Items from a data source
+ + + + +
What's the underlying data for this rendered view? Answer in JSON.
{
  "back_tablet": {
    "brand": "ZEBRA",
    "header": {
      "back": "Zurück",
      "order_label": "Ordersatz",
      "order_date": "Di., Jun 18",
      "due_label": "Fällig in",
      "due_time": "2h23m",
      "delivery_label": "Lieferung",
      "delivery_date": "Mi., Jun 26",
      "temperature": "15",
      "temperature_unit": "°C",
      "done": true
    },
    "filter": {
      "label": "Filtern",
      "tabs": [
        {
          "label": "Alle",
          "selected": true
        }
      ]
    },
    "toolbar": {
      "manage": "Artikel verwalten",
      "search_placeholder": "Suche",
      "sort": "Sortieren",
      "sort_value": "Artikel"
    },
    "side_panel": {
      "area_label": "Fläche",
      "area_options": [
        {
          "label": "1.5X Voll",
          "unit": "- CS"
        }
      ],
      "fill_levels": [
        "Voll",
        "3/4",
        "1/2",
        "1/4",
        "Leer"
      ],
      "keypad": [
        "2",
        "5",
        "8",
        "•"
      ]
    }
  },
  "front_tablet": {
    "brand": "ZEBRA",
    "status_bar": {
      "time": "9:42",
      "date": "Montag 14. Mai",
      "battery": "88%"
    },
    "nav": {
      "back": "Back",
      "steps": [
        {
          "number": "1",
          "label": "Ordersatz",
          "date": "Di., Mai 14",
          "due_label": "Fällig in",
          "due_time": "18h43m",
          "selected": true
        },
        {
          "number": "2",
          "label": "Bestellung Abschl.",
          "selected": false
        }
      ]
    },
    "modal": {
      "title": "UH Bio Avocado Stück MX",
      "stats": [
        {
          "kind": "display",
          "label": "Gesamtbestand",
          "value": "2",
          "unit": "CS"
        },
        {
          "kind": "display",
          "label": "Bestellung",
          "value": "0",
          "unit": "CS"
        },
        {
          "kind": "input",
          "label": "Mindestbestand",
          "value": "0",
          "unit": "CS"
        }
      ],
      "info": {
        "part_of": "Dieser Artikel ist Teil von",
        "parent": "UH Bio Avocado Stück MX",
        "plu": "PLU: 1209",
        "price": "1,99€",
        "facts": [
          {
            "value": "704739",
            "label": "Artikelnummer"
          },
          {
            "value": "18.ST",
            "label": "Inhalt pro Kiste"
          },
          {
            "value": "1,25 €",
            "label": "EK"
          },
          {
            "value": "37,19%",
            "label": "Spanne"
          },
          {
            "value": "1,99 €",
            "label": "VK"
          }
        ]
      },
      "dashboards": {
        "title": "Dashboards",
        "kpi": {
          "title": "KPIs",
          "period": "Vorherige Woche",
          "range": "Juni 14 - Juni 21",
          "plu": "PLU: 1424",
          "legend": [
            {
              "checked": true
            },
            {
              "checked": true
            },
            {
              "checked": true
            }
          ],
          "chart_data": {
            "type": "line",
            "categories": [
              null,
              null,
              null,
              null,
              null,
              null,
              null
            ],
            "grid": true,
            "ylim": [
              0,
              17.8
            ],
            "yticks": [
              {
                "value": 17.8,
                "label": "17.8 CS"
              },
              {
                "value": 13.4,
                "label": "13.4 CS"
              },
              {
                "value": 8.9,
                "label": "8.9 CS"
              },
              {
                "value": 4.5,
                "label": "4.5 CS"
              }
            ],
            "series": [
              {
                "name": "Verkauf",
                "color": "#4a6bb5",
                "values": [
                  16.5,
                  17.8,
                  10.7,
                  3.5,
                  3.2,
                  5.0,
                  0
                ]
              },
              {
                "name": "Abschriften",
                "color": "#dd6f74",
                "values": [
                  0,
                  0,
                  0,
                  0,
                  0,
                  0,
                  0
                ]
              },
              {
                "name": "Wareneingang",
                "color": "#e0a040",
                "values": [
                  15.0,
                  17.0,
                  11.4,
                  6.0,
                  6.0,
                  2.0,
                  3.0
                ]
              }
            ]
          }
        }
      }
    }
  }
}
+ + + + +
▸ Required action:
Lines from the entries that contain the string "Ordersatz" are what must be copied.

▸ Result of the task:
      "order_label": "Ordersatz",
          "label": "Ordersatz",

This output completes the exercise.